Some ask whether the north will continue at all. For now, it will still be ruled by the same leaders whose prioritizing of the center at the expense of the country's peripheries fueled rebellion not just in southern Sudan but also in the east, in the central-southern states of Kordofan and the Blue Nile, and in the west in Darfur. That is likely to stir more resentment and continuing violence. Sudanese President Omar Hassan al-Bashir has already escalated the war in Darfur in recent months, even as millions of Darfuris remain in refugee camps. Tension is also building in the Blue Nile state, where the Sudan People's Liberation Movement (SPLM) — the new rulers of the soon-to-be-independent south — already has the governorship, and in Kordofan, which is holding an election in April. Al-Bashir may have pleased the international community by allowing the south to go. But he has also likely alienated hard-line Islamists in his own National Congress Party (NCP) as well as the commanders of the Sudanese military. Hence his announcement that after the south leaves, what remains will become an Islamic republic subject to Shari'a law.

Despite a crackdown on their activities, Sudan's opposition parties smell blood. "After secession, [the north] will be in a new state," says Farouq Abu Eissa, spokesman for the National Consensus Alliance, the opposition coalition. "We need a new constitution and an interim government." Failure to produce these, he adds, will likely lead to street protests, even a popular revolution. Yasir Arman, head of SPLM's northern branch, says his party wants "dialogue and change," and if that does not happen, "there will be a confrontation for sure."

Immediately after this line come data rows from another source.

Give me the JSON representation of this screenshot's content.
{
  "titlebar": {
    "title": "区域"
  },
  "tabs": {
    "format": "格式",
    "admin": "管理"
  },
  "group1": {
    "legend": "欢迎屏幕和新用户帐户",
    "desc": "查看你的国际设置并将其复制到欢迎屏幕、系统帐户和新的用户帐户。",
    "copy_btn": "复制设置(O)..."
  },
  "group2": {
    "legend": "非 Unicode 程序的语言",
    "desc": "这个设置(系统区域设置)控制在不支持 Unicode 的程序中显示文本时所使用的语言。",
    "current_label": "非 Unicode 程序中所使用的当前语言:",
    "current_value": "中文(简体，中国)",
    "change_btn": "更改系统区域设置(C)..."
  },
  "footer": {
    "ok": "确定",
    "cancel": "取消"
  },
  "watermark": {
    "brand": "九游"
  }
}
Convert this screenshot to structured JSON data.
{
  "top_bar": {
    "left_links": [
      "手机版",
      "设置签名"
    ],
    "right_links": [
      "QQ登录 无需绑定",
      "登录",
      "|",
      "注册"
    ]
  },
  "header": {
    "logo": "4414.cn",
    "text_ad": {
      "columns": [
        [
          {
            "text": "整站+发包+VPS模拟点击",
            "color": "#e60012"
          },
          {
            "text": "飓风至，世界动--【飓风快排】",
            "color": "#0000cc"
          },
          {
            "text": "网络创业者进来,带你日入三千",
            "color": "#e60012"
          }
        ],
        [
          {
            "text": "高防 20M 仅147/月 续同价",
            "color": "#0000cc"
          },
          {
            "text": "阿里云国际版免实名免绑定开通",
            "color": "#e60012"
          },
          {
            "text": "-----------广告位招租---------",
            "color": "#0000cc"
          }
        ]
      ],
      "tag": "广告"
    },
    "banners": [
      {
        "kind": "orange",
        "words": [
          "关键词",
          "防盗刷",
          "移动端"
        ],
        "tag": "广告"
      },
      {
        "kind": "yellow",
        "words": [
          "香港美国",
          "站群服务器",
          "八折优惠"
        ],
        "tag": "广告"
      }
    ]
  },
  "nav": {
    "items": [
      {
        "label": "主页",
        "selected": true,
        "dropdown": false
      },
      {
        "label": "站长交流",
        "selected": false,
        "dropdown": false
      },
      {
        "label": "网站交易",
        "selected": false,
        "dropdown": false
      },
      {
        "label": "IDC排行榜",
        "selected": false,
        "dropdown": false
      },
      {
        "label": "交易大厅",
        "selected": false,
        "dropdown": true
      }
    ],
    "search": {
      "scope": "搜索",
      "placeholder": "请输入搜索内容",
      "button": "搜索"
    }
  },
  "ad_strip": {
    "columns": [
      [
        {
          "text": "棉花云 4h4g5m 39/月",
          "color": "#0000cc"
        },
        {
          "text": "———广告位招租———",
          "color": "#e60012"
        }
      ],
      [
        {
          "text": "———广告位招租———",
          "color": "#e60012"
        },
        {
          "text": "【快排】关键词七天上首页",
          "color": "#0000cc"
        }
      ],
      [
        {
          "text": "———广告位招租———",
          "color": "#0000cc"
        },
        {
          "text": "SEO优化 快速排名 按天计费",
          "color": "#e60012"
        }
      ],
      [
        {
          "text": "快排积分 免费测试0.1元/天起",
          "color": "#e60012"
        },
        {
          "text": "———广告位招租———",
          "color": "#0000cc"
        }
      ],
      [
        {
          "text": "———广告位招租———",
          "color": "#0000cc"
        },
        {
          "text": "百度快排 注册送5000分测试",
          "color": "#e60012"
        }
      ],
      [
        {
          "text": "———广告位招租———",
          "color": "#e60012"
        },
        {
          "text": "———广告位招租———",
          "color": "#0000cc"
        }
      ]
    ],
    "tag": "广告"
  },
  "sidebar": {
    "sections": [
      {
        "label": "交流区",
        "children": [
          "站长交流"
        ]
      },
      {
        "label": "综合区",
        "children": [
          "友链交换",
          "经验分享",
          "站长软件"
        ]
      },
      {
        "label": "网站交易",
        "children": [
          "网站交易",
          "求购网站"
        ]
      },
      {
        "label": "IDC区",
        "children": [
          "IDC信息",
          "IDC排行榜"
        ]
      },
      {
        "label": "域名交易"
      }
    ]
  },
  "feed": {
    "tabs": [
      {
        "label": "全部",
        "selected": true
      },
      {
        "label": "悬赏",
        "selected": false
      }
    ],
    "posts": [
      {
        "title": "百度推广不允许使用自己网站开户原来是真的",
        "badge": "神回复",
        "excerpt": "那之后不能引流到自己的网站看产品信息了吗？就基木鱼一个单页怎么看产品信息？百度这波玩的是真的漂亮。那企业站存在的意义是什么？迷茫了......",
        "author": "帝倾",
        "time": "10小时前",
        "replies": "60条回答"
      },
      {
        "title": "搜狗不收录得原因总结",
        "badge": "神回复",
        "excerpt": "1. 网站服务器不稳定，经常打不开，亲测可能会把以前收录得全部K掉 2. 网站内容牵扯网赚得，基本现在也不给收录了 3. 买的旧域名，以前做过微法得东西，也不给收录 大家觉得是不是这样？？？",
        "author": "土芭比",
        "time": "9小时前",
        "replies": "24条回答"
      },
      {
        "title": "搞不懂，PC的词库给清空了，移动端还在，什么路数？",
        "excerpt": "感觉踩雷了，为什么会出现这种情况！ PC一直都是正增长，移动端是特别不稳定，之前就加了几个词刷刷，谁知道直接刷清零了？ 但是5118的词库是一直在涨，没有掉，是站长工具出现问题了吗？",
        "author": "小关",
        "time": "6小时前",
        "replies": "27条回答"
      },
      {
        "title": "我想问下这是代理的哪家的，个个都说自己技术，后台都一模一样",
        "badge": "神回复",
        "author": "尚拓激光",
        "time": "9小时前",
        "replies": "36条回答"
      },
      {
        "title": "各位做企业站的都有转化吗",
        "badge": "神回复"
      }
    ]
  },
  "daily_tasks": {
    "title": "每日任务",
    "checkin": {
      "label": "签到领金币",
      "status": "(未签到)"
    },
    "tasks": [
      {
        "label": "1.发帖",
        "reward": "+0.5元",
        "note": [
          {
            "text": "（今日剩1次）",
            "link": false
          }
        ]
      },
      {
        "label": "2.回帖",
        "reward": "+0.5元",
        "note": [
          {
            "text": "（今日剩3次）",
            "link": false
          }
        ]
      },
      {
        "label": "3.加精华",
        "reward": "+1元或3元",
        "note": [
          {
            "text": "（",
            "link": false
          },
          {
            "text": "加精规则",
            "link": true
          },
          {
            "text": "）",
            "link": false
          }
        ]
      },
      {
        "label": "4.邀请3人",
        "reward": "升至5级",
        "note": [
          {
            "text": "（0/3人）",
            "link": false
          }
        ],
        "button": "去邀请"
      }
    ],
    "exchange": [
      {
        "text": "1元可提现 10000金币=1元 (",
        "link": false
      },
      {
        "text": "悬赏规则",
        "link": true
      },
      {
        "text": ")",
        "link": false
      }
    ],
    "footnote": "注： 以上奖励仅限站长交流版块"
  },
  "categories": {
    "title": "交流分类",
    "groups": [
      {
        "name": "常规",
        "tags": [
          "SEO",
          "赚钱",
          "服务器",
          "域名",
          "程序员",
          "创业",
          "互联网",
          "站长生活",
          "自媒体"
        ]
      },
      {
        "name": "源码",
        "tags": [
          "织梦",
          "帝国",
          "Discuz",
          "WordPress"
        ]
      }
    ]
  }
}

The NCP claims to be willing to listen. "We do not have an objection to sitting with all political parties to discuss a new constitution," says Rabi Abdel-Atti, an NCP communications official. But few are prepared to believe that, given the NCP's past preference to settle disputes with violence. Hafiz Mohammed, director of human-rights group Justice Africa-Sudan, expects a rebellion soon. "I don't think it will take long — less than a year," he says. "[The NCP] has made Sudan too difficult to govern." Sudan, as we know it, is at an end. But the death of one troubled state may just mean the creation of two more.